What it boils down to is that they didn't want to bother talking him down. He wasn't worth their time or effort. He had Down syndrome.
There are a couple of points I want to draw on tonight.
First, remember my fact about how people with Down syndrome are not happy all the time? Remember how I said they get angry, cry, have the full range of human emotions? I suggested that by denying people with Down syndrome the right to be emotionally human we deny them some humanity. I would suggest that this case is a prime example of how this comes about. I wonder if the security guards were reacting to Ethan not acting like a stereotype.
Second, I want to publicly challenge the NDSS. I, as well as many others, feel incredibly let down by their public statement after meeting with the Department of Justice on this issue. While I of course applaud any movement for better training and more awareness (there's that word again), I am utterly shocked that there was no push for an independent investigation. I am trying to figure out why our national voice is failing us so hard right now. What are they afraid of? I suspect they are afraid we'll appear uppity, impolite, too loud. It's sort of like when George Takei told us we were hurting our cause by being offended by a cat named "Tarder Sauce" aka "Tard." I wonder if the NDSS wants us to be good little citizens who are humbly grateful for any scraps that come our way.
I am tired of scraps. NDSS writes "At NDSS, we envision a world in which all people with Down syndrome have the opportunity to enhance their quality of life, realize their life aspirations, and become valued members of welcoming communities. Ethan deserved to be a welcomed member of his community." I envision such a world for Jude but it's not going to happen if we allow Ethan's death to quietly fade away. Being welcomed in the community means not being killed, and it also means that when someone is killed in such a way that the community feels outrage at your death. Honestly, it's embarrassing that our national representation is not organizing protest marches and campaigns. If this was a case involving an African-American man or a Hispanic man or a gay man, the organizations representing these groups would have already mobilized.

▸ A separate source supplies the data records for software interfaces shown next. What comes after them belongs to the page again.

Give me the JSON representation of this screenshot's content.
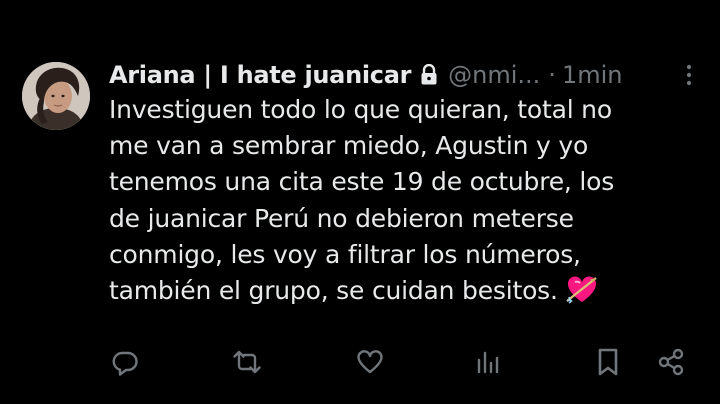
{
  "tweet": {
    "display_name": "Ariana | I hate juanicar",
    "handle": "@nmi...",
    "separator": "·",
    "time": "1min",
    "lines": [
      "Investiguen todo lo que quieran, total no",
      "me van a sembrar miedo, Agustin y yo",
      "tenemos una cita este 19 de octubre, los",
      "de juanicar Perú no debieron meterse",
      "conmigo, les voy a filtrar los números,",
      "también el grupo, se cuidan besitos."
    ],
    "emoji": "heart-with-arrow"
  },
  "actions": {
    "icons": [
      "reply-icon",
      "retweet-icon",
      "like-icon",
      "views-icon",
      "bookmark-icon",
      "share-icon"
    ]
  },
  "colors": {
    "background": "#000000",
    "text": "#e7e9ea",
    "secondary": "#71767b",
    "heart_pink": "#f91880"
  }
}
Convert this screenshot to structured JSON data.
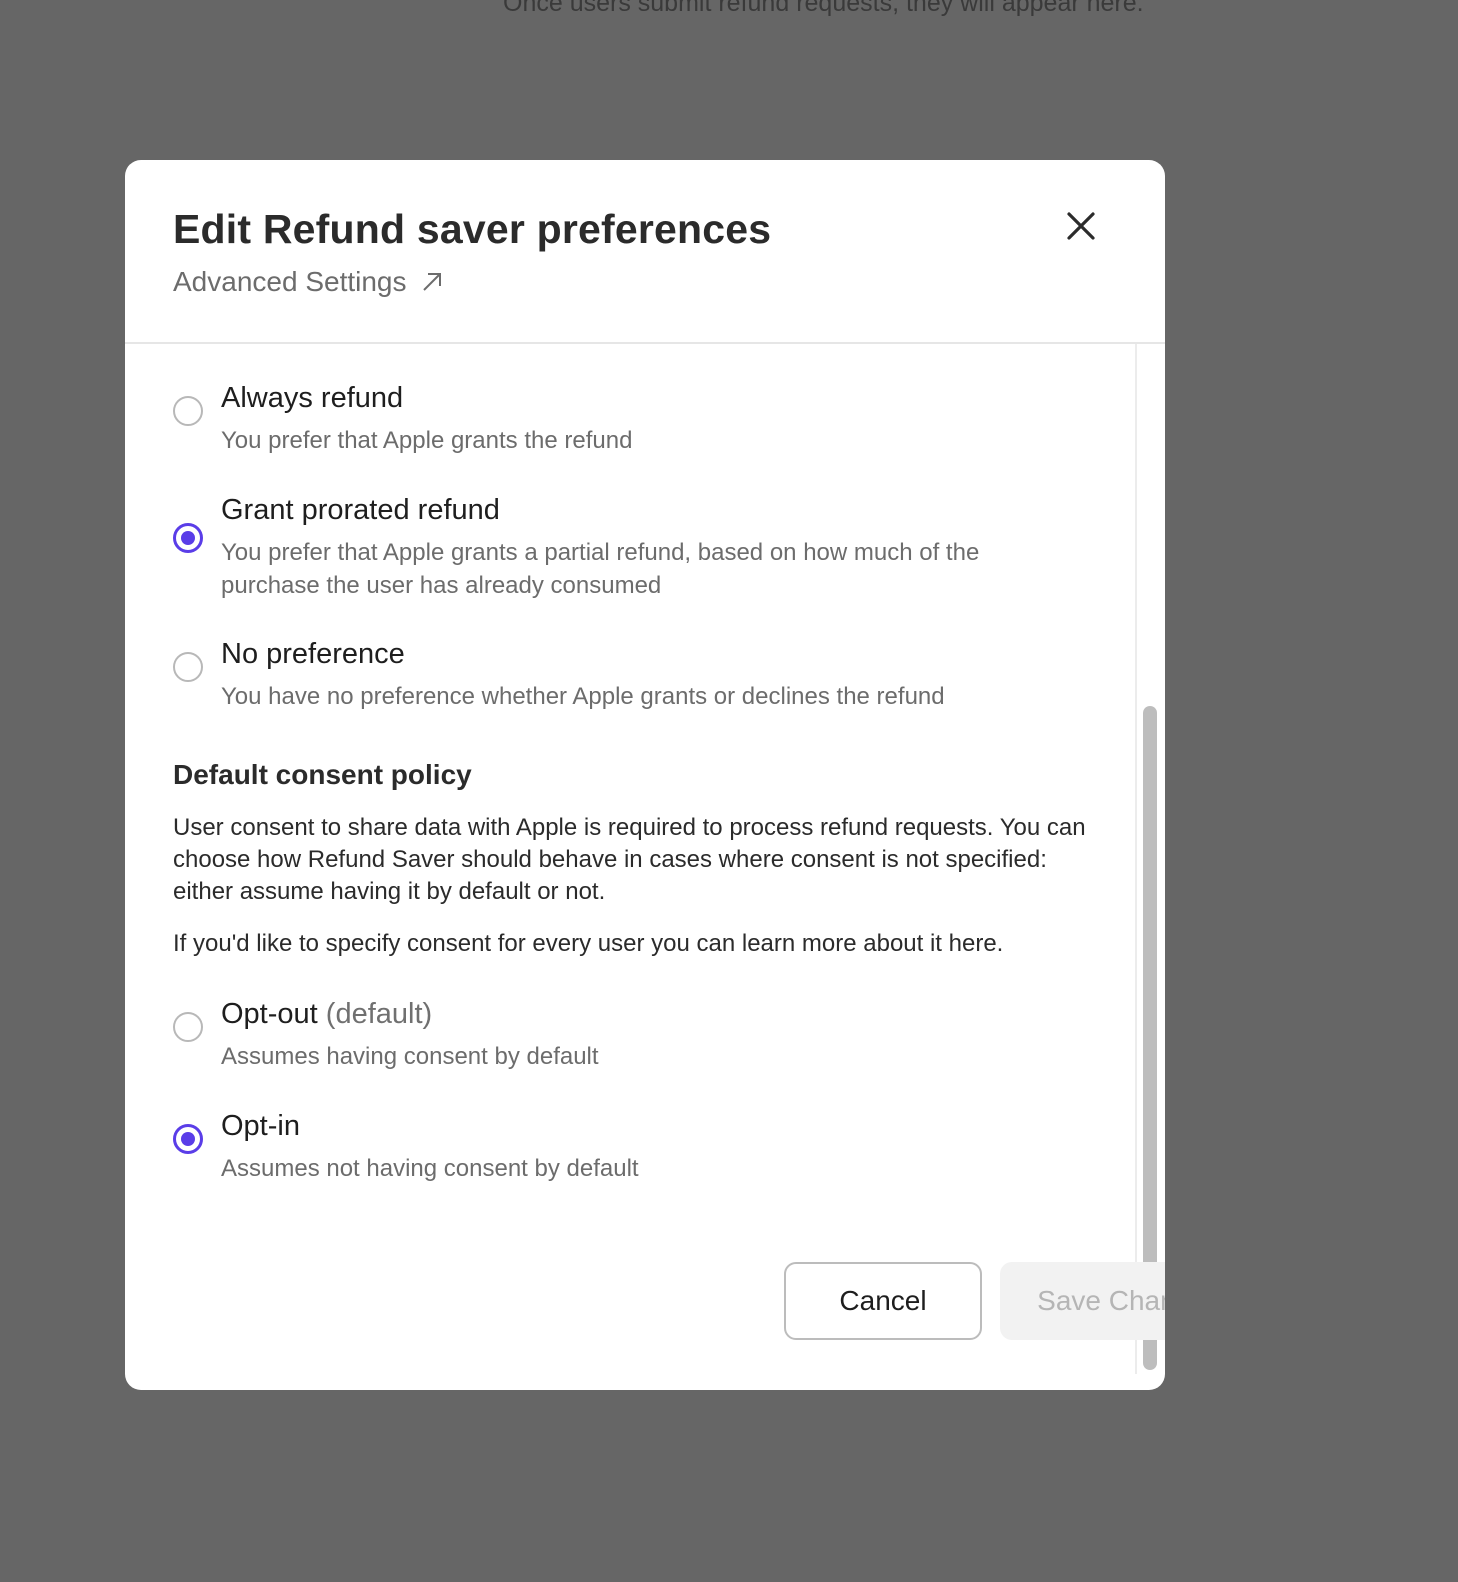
{
  "background": {
    "partial_text": "Once users submit refund requests, they will appear here."
  },
  "modal": {
    "title": "Edit Refund saver preferences",
    "advanced_link": "Advanced Settings",
    "refund_options": [
      {
        "label": "Always refund",
        "description": "You prefer that Apple grants the refund",
        "checked": false
      },
      {
        "label": "Grant prorated refund",
        "description": "You prefer that Apple grants a partial refund, based on how much of the purchase the user has already consumed",
        "checked": true
      },
      {
        "label": "No preference",
        "description": "You have no preference whether Apple grants or declines the refund",
        "checked": false
      }
    ],
    "consent_section": {
      "title": "Default consent policy",
      "paragraph1": "User consent to share data with Apple is required to process refund requests. You can choose how Refund Saver should behave in cases where consent is not specified: either assume having it by default or not.",
      "paragraph2": "If you'd like to specify consent for every user you can learn more about it here."
    },
    "consent_options": [
      {
        "label": "Opt-out",
        "suffix": "(default)",
        "description": "Assumes having consent by default",
        "checked": false
      },
      {
        "label": "Opt-in",
        "suffix": "",
        "description": "Assumes not having consent by default",
        "checked": true
      }
    ],
    "buttons": {
      "cancel": "Cancel",
      "save": "Save Changes"
    },
    "colors": {
      "accent": "#5a3de8",
      "overlay": "#666666"
    }
  }
}
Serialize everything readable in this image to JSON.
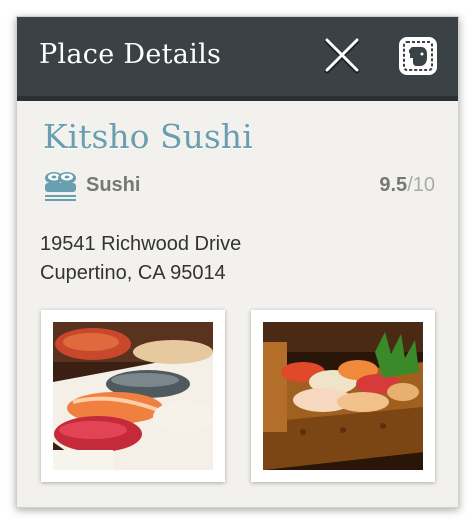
{
  "header": {
    "title": "Place Details",
    "close_icon": "close-icon",
    "evernote_icon": "evernote-elephant-icon"
  },
  "place": {
    "name": "Kitsho Sushi",
    "category": "Sushi",
    "category_icon": "sushi-icon",
    "rating_score": "9.5",
    "rating_max": "/10",
    "address_line1": "19541 Richwood Drive",
    "address_line2": "Cupertino, CA 95014"
  },
  "photos": [
    {
      "subject": "sushi-nigiri-plate"
    },
    {
      "subject": "sushi-boat"
    }
  ],
  "colors": {
    "header_bg": "#3b4246",
    "place_name": "#6a9fb0",
    "card_bg": "#f2f1ee"
  }
}
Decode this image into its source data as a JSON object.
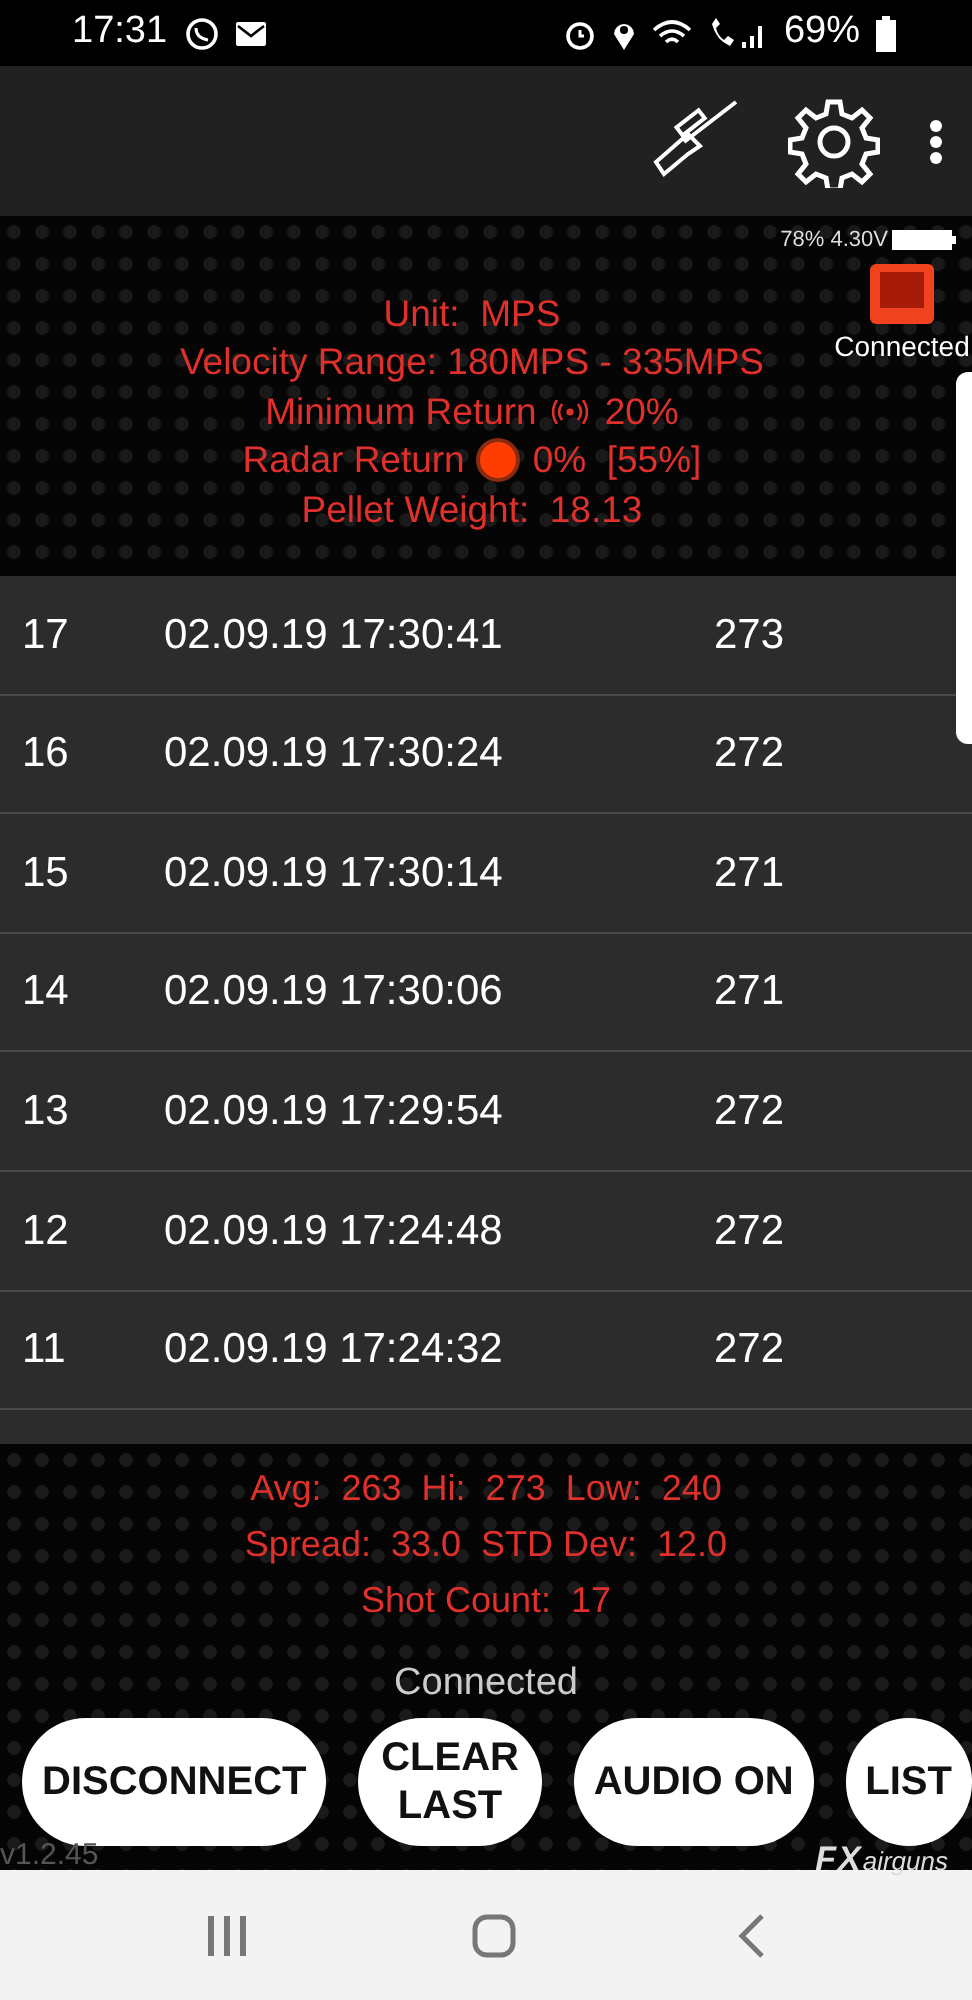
{
  "status_bar": {
    "time": "17:31",
    "battery": "69%"
  },
  "device": {
    "battery": "78% 4.30V",
    "status": "Connected"
  },
  "info": [
    {
      "kind": "text",
      "text": "Unit:  MPS"
    },
    {
      "kind": "text",
      "text": "Velocity Range: 180MPS - 335MPS"
    },
    {
      "kind": "signal",
      "label": "Minimum Return",
      "value": "20%"
    },
    {
      "kind": "dot",
      "label": "Radar Return",
      "value": "0%  [55%]",
      "color": "#ff3d00"
    },
    {
      "kind": "text",
      "text": "Pellet Weight:  18.13"
    }
  ],
  "shots": [
    {
      "number": "17",
      "time": "02.09.19 17:30:41",
      "velocity": "273"
    },
    {
      "number": "16",
      "time": "02.09.19 17:30:24",
      "velocity": "272"
    },
    {
      "number": "15",
      "time": "02.09.19 17:30:14",
      "velocity": "271"
    },
    {
      "number": "14",
      "time": "02.09.19 17:30:06",
      "velocity": "271"
    },
    {
      "number": "13",
      "time": "02.09.19 17:29:54",
      "velocity": "272"
    },
    {
      "number": "12",
      "time": "02.09.19 17:24:48",
      "velocity": "272"
    },
    {
      "number": "11",
      "time": "02.09.19 17:24:32",
      "velocity": "272"
    }
  ],
  "stats": [
    "Avg:  263  Hi:  273  Low:  240",
    "Spread:  33.0  STD Dev:  12.0",
    "Shot Count:  17"
  ],
  "connection_status": "Connected",
  "buttons": [
    "DISCONNECT",
    "CLEAR LAST",
    "AUDIO ON",
    "LIST"
  ],
  "version": "v1.2.45",
  "logo": {
    "mark": "FX",
    "word": "airguns"
  }
}
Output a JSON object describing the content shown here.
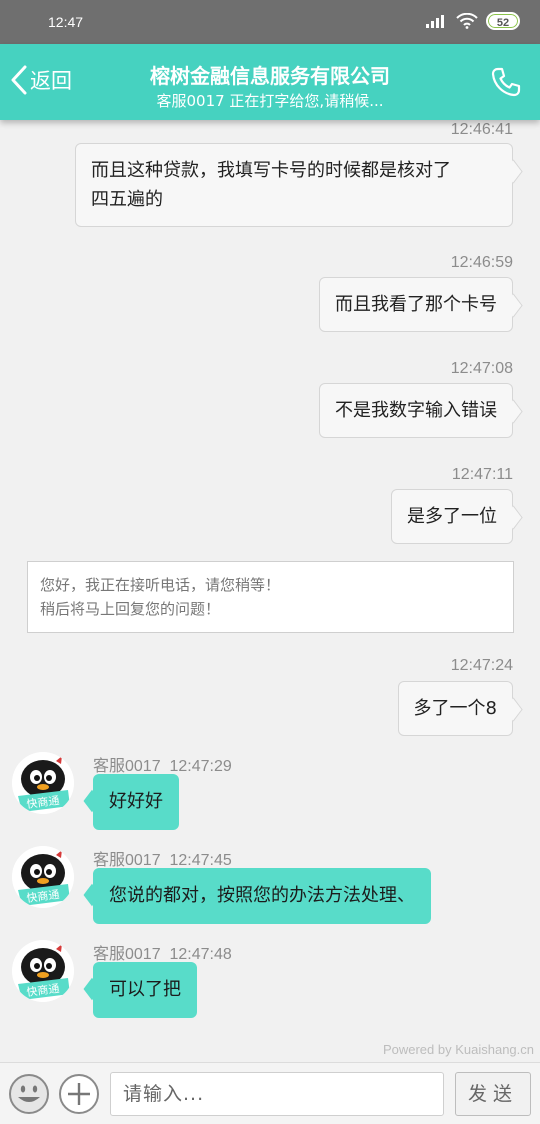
{
  "status_bar": {
    "time": "12:47",
    "battery": "52"
  },
  "header": {
    "back_label": "返回",
    "title": "榕树金融信息服务有限公司",
    "subtitle": "客服0017 正在打字给您,请稍候..."
  },
  "messages": {
    "m1": {
      "time": "12:46:41",
      "text1": "而且这种贷款，我填写卡号的时候都是核对了",
      "text2": "四五遍的"
    },
    "m2": {
      "time": "12:46:59",
      "text": "而且我看了那个卡号"
    },
    "m3": {
      "time": "12:47:08",
      "text": "不是我数字输入错误"
    },
    "m4": {
      "time": "12:47:11",
      "text": "是多了一位"
    },
    "notice": {
      "line1": "您好，我正在接听电话，请您稍等！",
      "line2": "稍后将马上回复您的问题！"
    },
    "m5": {
      "time": "12:47:24",
      "text": "多了一个8"
    },
    "a1": {
      "agent": "客服0017",
      "time": "12:47:29",
      "text": "好好好"
    },
    "a2": {
      "agent": "客服0017",
      "time": "12:47:45",
      "text": "您说的都对，按照您的办法方法处理、"
    },
    "a3": {
      "agent": "客服0017",
      "time": "12:47:48",
      "text": "可以了把"
    }
  },
  "avatar_label": "快商通",
  "powered_by": "Powered by Kuaishang.cn",
  "input": {
    "placeholder": "请输入...",
    "send_label": "发送"
  },
  "colors": {
    "accent": "#46d2c0",
    "agent_bubble": "#58dcc9",
    "status_bar": "#6f6f6f"
  }
}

Again I ask you to please:Sign the petition for Ethan Saylor at change.org.
Go to the NDSS facebook page and leave a comment asking them to do more. Like the comments already there that are pushing for change.
Tell everyone you know about Ethan. Blog about it. Share links on Facebook. Spread the word.
I also invite you to an online vigil for Ethan. Information is here.